━━━ Data for this exercise ━━━
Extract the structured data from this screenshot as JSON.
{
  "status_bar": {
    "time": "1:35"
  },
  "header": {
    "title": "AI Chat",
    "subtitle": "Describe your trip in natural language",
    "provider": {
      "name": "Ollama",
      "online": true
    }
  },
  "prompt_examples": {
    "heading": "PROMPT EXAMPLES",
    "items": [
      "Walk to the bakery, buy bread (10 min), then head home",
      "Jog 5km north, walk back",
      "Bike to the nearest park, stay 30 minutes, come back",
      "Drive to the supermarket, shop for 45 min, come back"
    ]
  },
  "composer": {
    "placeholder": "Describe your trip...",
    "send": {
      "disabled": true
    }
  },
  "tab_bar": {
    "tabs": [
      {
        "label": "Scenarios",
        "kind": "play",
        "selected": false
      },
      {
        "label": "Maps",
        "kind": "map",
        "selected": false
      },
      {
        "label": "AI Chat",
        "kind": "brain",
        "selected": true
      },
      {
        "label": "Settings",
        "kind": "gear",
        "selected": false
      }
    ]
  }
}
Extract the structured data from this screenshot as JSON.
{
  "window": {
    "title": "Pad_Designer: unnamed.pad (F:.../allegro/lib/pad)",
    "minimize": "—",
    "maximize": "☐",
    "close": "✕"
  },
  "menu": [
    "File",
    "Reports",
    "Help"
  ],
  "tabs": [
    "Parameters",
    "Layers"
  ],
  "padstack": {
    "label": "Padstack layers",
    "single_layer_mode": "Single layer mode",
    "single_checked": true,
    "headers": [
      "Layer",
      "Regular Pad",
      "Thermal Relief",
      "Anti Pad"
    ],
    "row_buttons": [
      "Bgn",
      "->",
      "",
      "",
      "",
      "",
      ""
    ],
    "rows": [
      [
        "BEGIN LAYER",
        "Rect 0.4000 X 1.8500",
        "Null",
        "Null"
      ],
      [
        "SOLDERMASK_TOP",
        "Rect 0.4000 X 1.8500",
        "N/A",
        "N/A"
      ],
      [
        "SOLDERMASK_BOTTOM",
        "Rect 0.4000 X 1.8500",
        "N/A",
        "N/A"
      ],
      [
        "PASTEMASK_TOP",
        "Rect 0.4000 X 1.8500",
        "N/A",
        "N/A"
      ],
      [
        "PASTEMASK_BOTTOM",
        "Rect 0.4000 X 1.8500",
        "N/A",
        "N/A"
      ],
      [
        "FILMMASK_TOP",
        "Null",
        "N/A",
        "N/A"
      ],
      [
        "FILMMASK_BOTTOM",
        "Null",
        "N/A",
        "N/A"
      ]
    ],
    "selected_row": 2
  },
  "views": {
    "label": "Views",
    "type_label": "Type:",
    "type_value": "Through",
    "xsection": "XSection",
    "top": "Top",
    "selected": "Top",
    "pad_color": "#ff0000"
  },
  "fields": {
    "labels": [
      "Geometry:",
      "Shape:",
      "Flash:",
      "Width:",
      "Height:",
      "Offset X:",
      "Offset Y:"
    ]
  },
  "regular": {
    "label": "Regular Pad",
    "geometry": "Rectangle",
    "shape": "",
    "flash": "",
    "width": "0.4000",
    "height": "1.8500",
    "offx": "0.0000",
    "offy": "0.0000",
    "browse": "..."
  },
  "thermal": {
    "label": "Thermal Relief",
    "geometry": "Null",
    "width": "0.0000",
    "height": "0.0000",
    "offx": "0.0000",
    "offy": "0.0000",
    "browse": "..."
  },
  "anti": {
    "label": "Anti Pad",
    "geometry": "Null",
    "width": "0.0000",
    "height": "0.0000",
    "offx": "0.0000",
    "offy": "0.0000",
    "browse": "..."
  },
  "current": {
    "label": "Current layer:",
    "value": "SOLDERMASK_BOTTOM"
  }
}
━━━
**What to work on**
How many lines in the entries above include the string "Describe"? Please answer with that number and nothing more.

**Problem solution**
2